A Phillipine Senator has written a letter to her Bishop asking not to be excommunicated for her support of a “contraceptive bill.”
I don’t know if the Bishop should excommunicate her for supporting the bill, but he should probably do it over the letter. It is kind of like asking the principal not expel you for foul language by writing a letter that says “Please don’t @#$%! expel me!”
In a Friday letter to Bishop Nereo Odchimar, president of the Catholic Bishops’ Conference of the Philippines (CBCP), Sen. Miriam Defensor-Santiago defended the proposed legislation as a way to “liberate the poor from social, political, and economic oppression.
“If I were to be excommunicated, I would be expelled from the Church, more particularly from the Eucharist. I would thus be placed in the same category as those guilty of so-called serious sins, such as apostasy, murder, heresy, and adultery. [There is a reason for that.] I plead that I am not guilty of mortal sin,” [I swear officer, that guy stepped right in front of my bullet.] her letter continued, according to ABS-CBN News.
Citing Church teaching that mortal sin is “a fundamental rejection of God and a reorientation of one’s whole life away from all that is good and just,” Sen. Defensor-Santiago described herself as “a strong advocate of social justice, particularly the anti-corruption crusade.” [So I am against corruption, everything else is negotiable]
The senator said she had been taught to implement “liberation theology,” which in her view means that believers achieve salvation by liberating the poor from oppression. [Yawn]
“This is what I am trying to do with my bill,” she added.
She stated “respectfully” that the penalty of excommunication for bill supporters would be “too extreme and disproportionate” and will raise constitutional issues about the church-state relationship. [Is that a threat?]
The senator also challenged Catholic teaching on contraception reiterated in Pope Paul VI’s 1968 encyclical “Humane Vitae.”
“I am humbly but morally convinced that the arguments for contraception are superior,” she said. [Gotcha, adios!]
Her letter repeated many common objections of those who dissent from “Humanae Vitae.” She cited disagreement on the commission which advised Pope Paul VI and claimed opponents of the Philippines bill “fail to recognize the evolutionary character of Church teaching.” She also said that natural law theory is “already obsolete.” [Church teaching has to evolve.
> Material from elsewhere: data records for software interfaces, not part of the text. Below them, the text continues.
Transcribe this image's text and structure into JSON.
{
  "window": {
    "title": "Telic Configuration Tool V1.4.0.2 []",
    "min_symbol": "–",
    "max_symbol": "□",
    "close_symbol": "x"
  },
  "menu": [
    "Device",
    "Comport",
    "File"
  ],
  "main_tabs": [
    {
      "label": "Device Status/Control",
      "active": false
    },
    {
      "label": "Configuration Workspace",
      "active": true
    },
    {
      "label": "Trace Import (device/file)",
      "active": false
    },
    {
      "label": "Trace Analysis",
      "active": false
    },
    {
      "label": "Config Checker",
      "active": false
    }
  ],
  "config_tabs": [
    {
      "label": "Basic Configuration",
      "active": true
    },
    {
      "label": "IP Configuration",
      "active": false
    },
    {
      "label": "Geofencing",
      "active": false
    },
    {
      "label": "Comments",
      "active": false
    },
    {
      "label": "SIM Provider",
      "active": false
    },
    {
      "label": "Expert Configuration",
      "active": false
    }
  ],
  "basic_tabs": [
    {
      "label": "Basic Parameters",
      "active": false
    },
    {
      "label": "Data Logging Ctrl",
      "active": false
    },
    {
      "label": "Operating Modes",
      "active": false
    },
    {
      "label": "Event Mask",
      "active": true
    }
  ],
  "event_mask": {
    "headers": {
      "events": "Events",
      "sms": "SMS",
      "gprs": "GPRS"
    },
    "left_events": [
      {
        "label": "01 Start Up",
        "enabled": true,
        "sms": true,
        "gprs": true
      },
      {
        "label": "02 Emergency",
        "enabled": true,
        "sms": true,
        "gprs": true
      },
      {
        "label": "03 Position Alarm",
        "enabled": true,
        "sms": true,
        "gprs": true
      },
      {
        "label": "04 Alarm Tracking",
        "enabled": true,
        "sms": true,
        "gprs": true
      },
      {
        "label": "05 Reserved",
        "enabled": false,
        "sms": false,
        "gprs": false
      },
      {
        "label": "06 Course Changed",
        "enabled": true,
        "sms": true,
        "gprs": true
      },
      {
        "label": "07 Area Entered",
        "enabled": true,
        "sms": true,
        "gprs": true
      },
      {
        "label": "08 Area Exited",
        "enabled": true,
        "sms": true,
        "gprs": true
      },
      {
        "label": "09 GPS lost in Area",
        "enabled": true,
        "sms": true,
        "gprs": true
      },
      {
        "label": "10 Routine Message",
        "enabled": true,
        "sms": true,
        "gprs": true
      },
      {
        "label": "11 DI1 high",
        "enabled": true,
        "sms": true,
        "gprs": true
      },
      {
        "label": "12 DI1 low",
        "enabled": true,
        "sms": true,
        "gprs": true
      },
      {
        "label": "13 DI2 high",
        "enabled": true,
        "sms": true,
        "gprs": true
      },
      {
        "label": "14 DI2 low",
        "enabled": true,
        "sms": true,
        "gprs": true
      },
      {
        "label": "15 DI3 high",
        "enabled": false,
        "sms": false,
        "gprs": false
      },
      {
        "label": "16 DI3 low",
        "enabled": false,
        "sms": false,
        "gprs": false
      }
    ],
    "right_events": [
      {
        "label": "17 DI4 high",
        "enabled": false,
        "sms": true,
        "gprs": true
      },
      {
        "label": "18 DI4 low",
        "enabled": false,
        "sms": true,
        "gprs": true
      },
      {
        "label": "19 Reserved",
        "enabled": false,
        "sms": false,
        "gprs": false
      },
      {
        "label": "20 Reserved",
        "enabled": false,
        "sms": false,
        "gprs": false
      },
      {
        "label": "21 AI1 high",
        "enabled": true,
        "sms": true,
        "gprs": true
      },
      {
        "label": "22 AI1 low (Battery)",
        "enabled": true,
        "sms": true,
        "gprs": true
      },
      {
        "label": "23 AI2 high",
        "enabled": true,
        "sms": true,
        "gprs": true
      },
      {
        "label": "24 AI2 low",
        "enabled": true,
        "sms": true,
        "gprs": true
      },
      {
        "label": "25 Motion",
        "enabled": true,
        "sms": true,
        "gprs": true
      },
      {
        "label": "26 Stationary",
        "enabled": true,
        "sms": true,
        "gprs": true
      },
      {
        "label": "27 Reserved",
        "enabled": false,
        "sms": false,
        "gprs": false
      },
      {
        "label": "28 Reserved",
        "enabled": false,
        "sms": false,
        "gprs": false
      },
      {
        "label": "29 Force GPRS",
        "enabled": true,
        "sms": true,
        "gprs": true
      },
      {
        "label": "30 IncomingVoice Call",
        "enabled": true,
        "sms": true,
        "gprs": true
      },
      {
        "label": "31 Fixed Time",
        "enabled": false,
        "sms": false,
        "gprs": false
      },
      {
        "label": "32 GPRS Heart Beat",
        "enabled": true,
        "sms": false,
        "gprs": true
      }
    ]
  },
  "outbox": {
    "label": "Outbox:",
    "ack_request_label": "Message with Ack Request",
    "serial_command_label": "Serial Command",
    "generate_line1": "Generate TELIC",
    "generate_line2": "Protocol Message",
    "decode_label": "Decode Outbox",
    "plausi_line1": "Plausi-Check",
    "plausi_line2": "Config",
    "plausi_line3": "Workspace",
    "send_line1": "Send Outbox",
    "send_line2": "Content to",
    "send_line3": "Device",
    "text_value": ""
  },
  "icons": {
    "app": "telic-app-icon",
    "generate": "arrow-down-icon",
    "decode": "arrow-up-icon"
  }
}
I mean its not like Jesus, living 2000 years ago if he lived at all, could have foreseen our challenges today. Its not like he is God or something. I mean, Jesus, get with the times already!]
Defensor-Santiago also cited the Second Vatican Council’s Declaration on Religious Freedom, which says no one should be forced to act “in a manner contrary to one’s conscience” or should be restrained from acting in accord with one’s conscience.
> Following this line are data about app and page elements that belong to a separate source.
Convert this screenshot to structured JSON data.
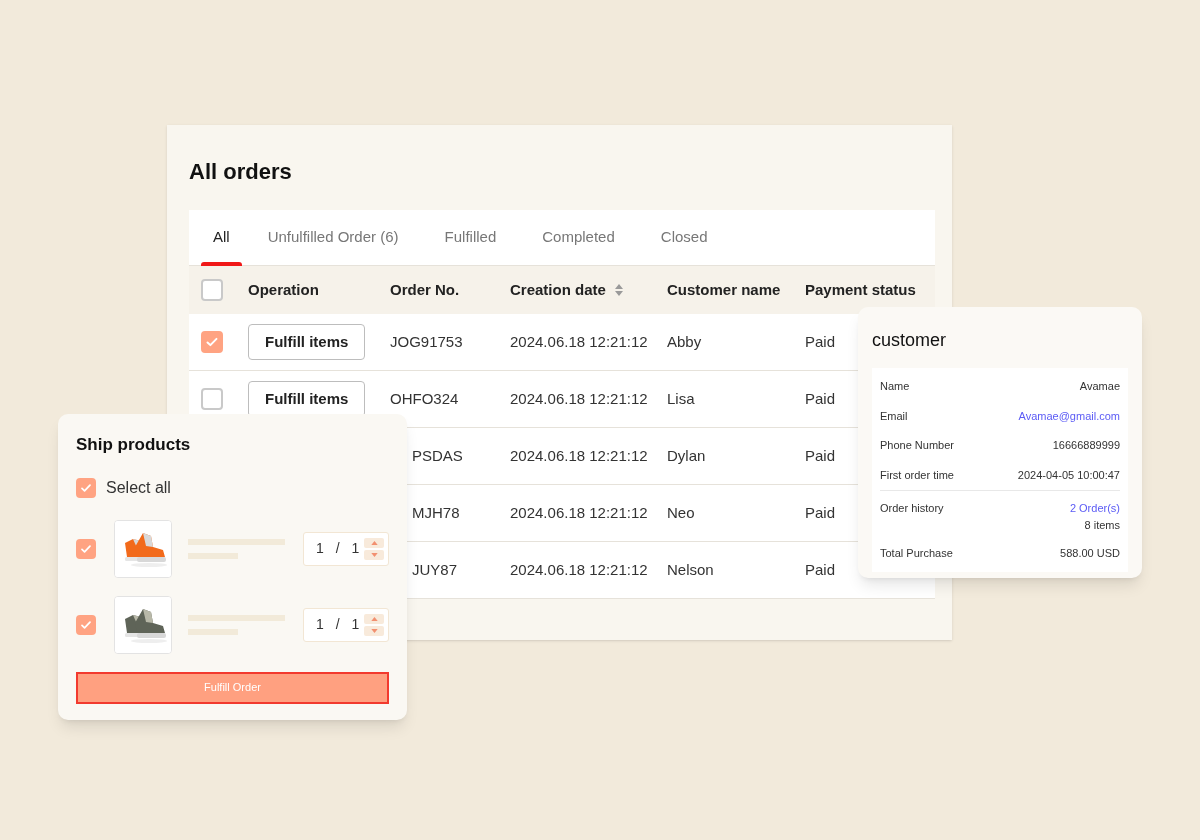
{
  "orders": {
    "title": "All orders",
    "tabs": [
      {
        "label": "All",
        "selected": true
      },
      {
        "label": "Unfulfilled Order (6)",
        "selected": false
      },
      {
        "label": "Fulfilled",
        "selected": false
      },
      {
        "label": "Completed",
        "selected": false
      },
      {
        "label": "Closed",
        "selected": false
      }
    ],
    "header_checkbox": {
      "checked": false
    },
    "columns": [
      {
        "label": "Operation"
      },
      {
        "label": "Order No."
      },
      {
        "label": "Creation date",
        "sortable": true
      },
      {
        "label": "Customer name"
      },
      {
        "label": "Payment status"
      }
    ],
    "rows": [
      {
        "checked": true,
        "operation": "Fulfill items",
        "order_no": "JOG91753",
        "date": "2024.06.18 12:21:12",
        "customer": "Abby",
        "payment": "Paid"
      },
      {
        "checked": false,
        "operation": "Fulfill items",
        "order_no": "OHFO324",
        "date": "2024.06.18 12:21:12",
        "customer": "Lisa",
        "payment": "Paid"
      },
      {
        "order_no": "PSDAS",
        "date": "2024.06.18 12:21:12",
        "customer": "Dylan",
        "payment": "Paid"
      },
      {
        "order_no": "MJH78",
        "date": "2024.06.18 12:21:12",
        "customer": "Neo",
        "payment": "Paid"
      },
      {
        "order_no": "JUY87",
        "date": "2024.06.18 12:21:12",
        "customer": "Nelson",
        "payment": "Paid"
      }
    ]
  },
  "ship_products": {
    "title": "Ship products",
    "select_all": {
      "label": "Select all",
      "checked": true
    },
    "products": [
      {
        "checked": true,
        "kind": "picture",
        "quantity": "1 / 1"
      },
      {
        "checked": true,
        "kind": "picture",
        "quantity": "1 / 1"
      }
    ],
    "button": "Fulfill Order"
  },
  "customer": {
    "title": "customer",
    "sections": [
      [
        {
          "label": "Name",
          "value": "Avamae",
          "kind": "text"
        },
        {
          "label": "Email",
          "value": "Avamae@gmail.com",
          "kind": "link"
        },
        {
          "label": "Phone Number",
          "value": "16666889999",
          "kind": "text"
        },
        {
          "label": "First order time",
          "value": "2024-04-05 10:00:47",
          "kind": "text"
        }
      ],
      [
        {
          "label": "Order history",
          "value": "2 Order(s)",
          "kind": "link",
          "note": "8 items"
        },
        {
          "label": "Total Purchase",
          "value": "588.00 USD",
          "kind": "text"
        }
      ]
    ]
  }
}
Natural law obsolete. The arguments for contraception are ‘superior.’ Liberation theology.
If nothing else, she should be excommunicated for being boring. Then again, I suppose there is no such thing as an original heretic.
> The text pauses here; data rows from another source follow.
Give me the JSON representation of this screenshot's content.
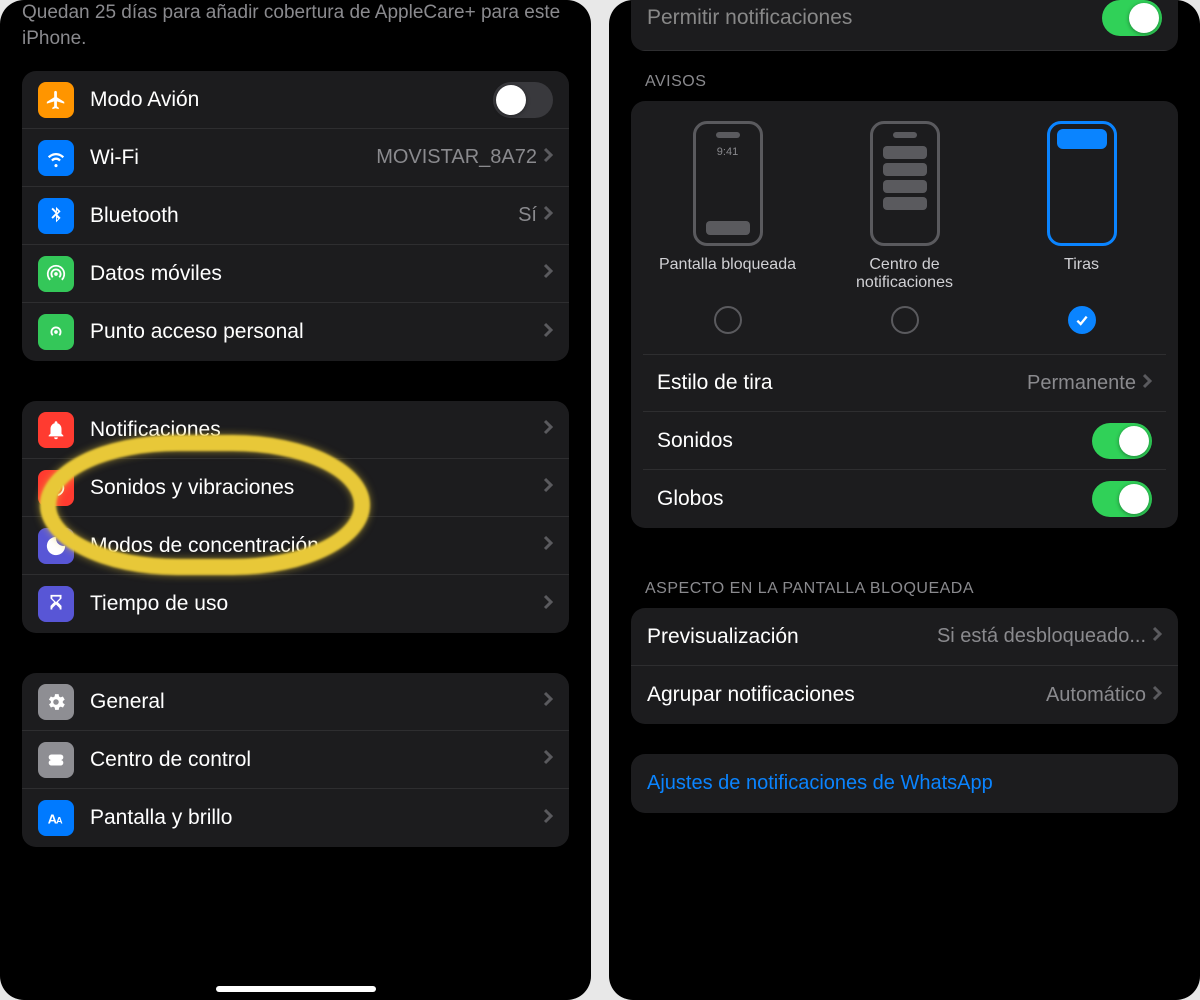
{
  "left": {
    "applecare_note": "Quedan 25 días para añadir cobertura de AppleCare+ para este iPhone.",
    "group1": {
      "airplane": "Modo Avión",
      "wifi": "Wi-Fi",
      "wifi_value": "MOVISTAR_8A72",
      "bluetooth": "Bluetooth",
      "bluetooth_value": "Sí",
      "cellular": "Datos móviles",
      "hotspot": "Punto acceso personal"
    },
    "group2": {
      "notifications": "Notificaciones",
      "sounds": "Sonidos y vibraciones",
      "focus": "Modos de concentración",
      "screentime": "Tiempo de uso"
    },
    "group3": {
      "general": "General",
      "control_center": "Centro de control",
      "display": "Pantalla y brillo"
    }
  },
  "right": {
    "allow_label": "Permitir notificaciones",
    "avisos_header": "AVISOS",
    "opt1": "Pantalla bloqueada",
    "opt1_time": "9:41",
    "opt2": "Centro de notificaciones",
    "opt3": "Tiras",
    "banner_style": "Estilo de tira",
    "banner_style_value": "Permanente",
    "sounds": "Sonidos",
    "badges": "Globos",
    "lockscreen_header": "ASPECTO EN LA PANTALLA BLOQUEADA",
    "preview": "Previsualización",
    "preview_value": "Si está desbloqueado...",
    "grouping": "Agrupar notificaciones",
    "grouping_value": "Automático",
    "whatsapp_link": "Ajustes de notificaciones de WhatsApp"
  },
  "colors": {
    "orange": "#ff9500",
    "blue": "#007aff",
    "green": "#34c759",
    "green2": "#30d158",
    "red": "#ff3b30",
    "purple": "#5856d6",
    "gray": "#8e8e93",
    "iosblue": "#0a84ff"
  }
}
So tell me now. Who here finds the tactic “I will shoot one hostage every hour until I am acquitted of these ridiculous murder charges,” to be an effective argument?